Items from an interface collection
+===+

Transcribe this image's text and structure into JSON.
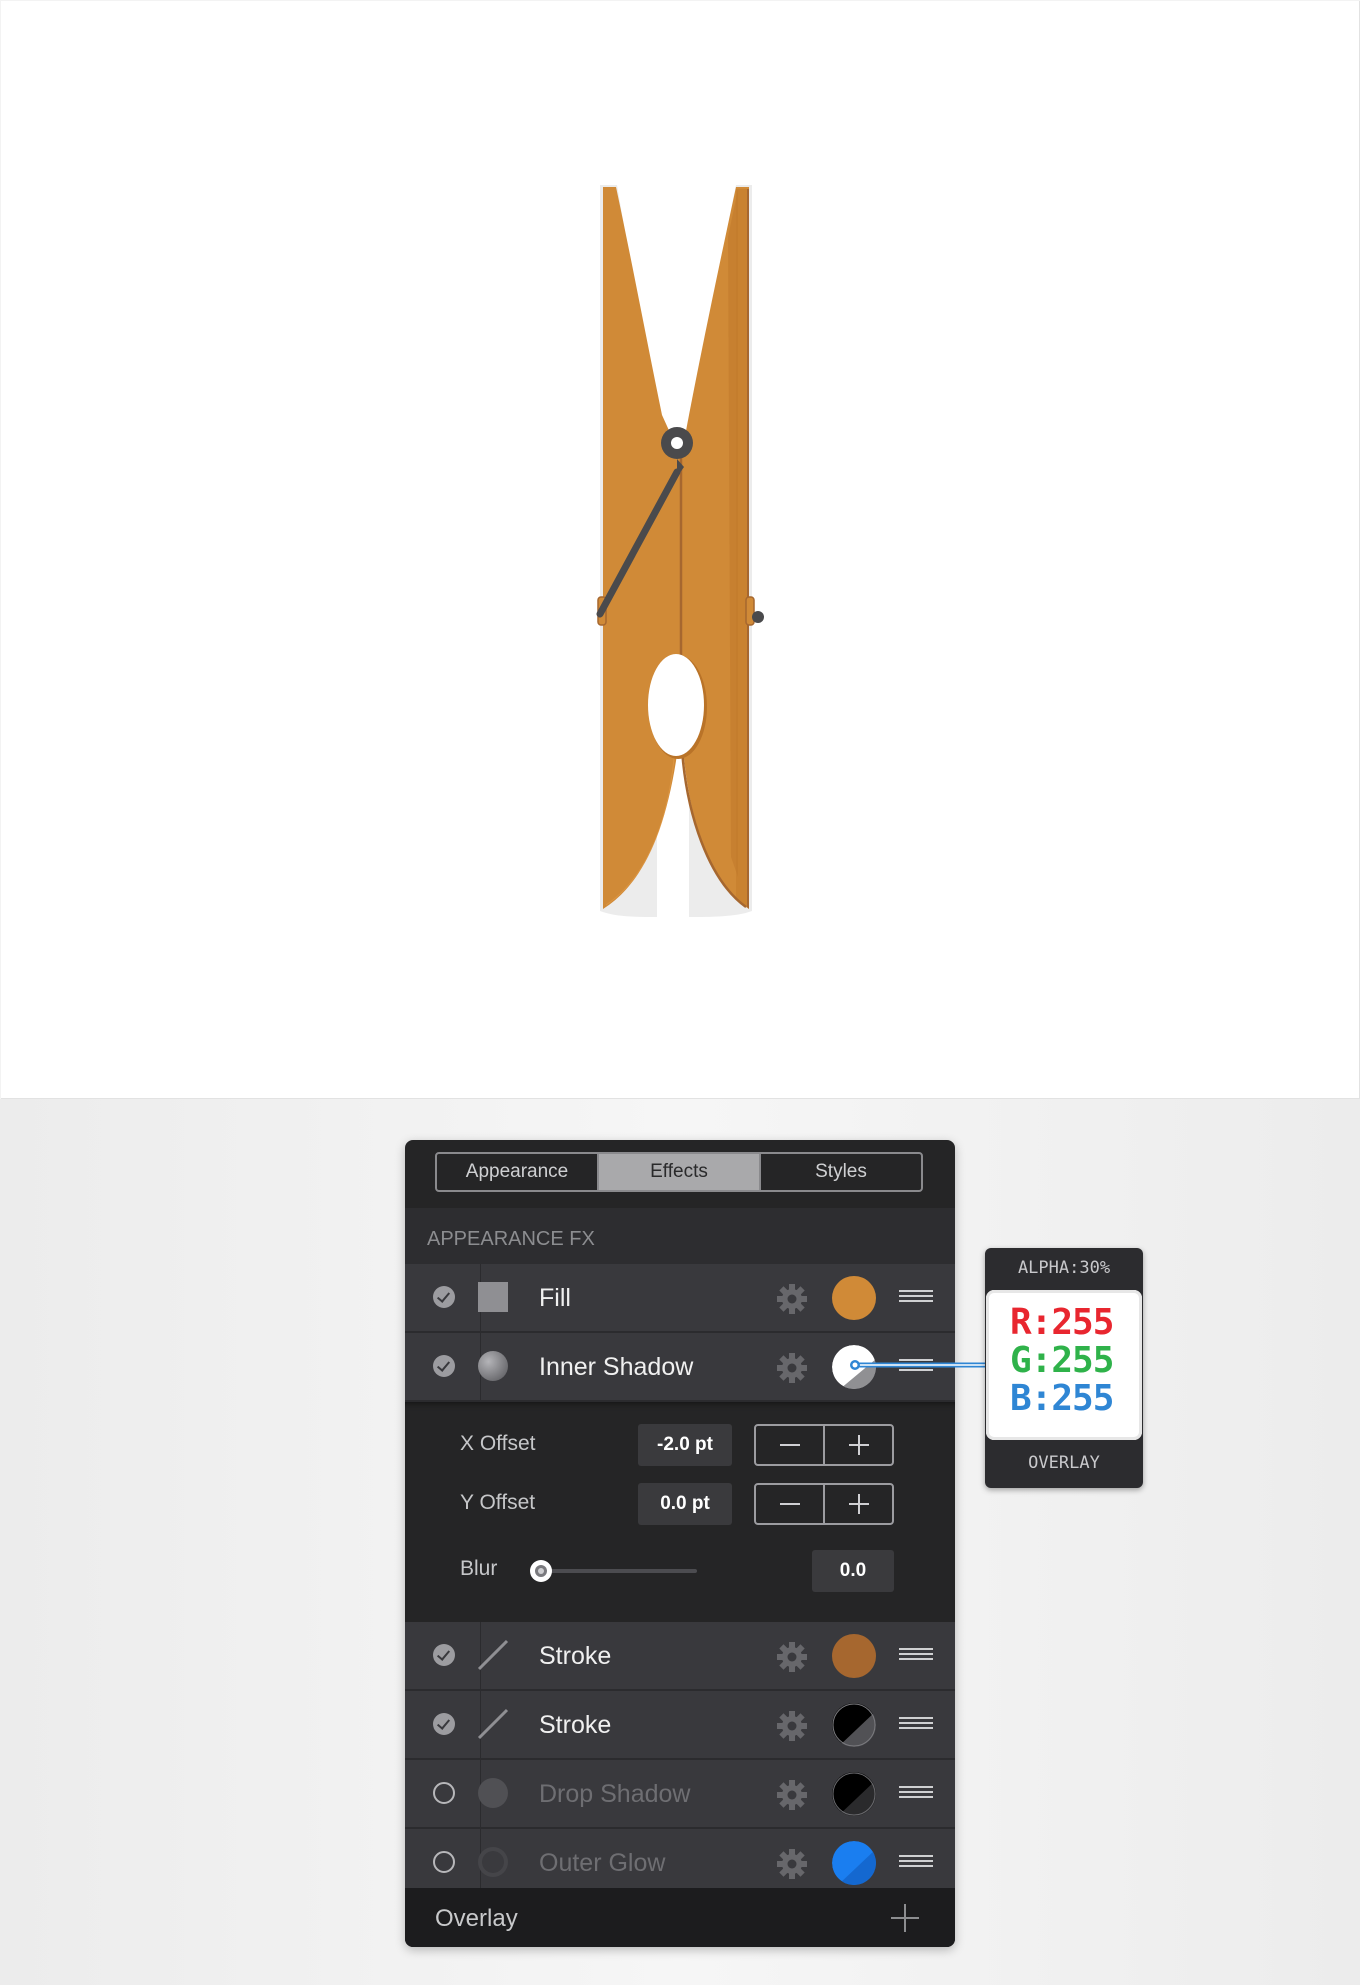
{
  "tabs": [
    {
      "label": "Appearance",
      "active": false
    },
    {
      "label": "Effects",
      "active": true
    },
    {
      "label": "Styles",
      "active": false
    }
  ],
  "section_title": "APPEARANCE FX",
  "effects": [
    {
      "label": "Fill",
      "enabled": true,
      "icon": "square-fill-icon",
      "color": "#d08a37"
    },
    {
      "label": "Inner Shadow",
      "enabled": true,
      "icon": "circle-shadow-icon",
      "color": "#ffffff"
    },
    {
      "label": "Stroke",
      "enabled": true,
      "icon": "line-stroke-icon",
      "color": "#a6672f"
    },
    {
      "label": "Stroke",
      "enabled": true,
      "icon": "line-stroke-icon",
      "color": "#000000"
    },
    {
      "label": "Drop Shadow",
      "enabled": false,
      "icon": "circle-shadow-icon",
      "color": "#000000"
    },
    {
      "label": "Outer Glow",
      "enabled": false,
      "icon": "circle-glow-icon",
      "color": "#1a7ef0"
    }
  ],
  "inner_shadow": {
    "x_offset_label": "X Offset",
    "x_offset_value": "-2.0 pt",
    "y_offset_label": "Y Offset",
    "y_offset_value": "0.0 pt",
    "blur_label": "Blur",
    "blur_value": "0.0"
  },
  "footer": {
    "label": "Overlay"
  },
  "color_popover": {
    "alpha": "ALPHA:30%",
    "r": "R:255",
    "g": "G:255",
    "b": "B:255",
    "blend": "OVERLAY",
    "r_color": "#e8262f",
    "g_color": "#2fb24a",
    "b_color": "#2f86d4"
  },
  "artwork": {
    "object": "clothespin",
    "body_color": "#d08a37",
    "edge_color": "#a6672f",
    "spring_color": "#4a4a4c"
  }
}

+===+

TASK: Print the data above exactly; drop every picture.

ANSWER TO THIS PROBLEM:
Transcribe this image's text and structure into JSON.
{
  "tabs": [
    {
      "label": "Appearance",
      "active": false
    },
    {
      "label": "Effects",
      "active": true
    },
    {
      "label": "Styles",
      "active": false
    }
  ],
  "section_title": "APPEARANCE FX",
  "effects": [
    {
      "label": "Fill",
      "enabled": true,
      "icon": "square-fill-icon",
      "color": "#d08a37"
    },
    {
      "label": "Inner Shadow",
      "enabled": true,
      "icon": "circle-shadow-icon",
      "color": "#ffffff"
    },
    {
      "label": "Stroke",
      "enabled": true,
      "icon": "line-stroke-icon",
      "color": "#a6672f"
    },
    {
      "label": "Stroke",
      "enabled": true,
      "icon": "line-stroke-icon",
      "color": "#000000"
    },
    {
      "label": "Drop Shadow",
      "enabled": false,
      "icon": "circle-shadow-icon",
      "color": "#000000"
    },
    {
      "label": "Outer Glow",
      "enabled": false,
      "icon": "circle-glow-icon",
      "color": "#1a7ef0"
    }
  ],
  "inner_shadow": {
    "x_offset_label": "X Offset",
    "x_offset_value": "-2.0 pt",
    "y_offset_label": "Y Offset",
    "y_offset_value": "0.0 pt",
    "blur_label": "Blur",
    "blur_value": "0.0"
  },
  "footer": {
    "label": "Overlay"
  },
  "color_popover": {
    "alpha": "ALPHA:30%",
    "r": "R:255",
    "g": "G:255",
    "b": "B:255",
    "blend": "OVERLAY",
    "r_color": "#e8262f",
    "g_color": "#2fb24a",
    "b_color": "#2f86d4"
  },
  "artwork": {
    "object": "clothespin",
    "body_color": "#d08a37",
    "edge_color": "#a6672f",
    "spring_color": "#4a4a4c"
  }
}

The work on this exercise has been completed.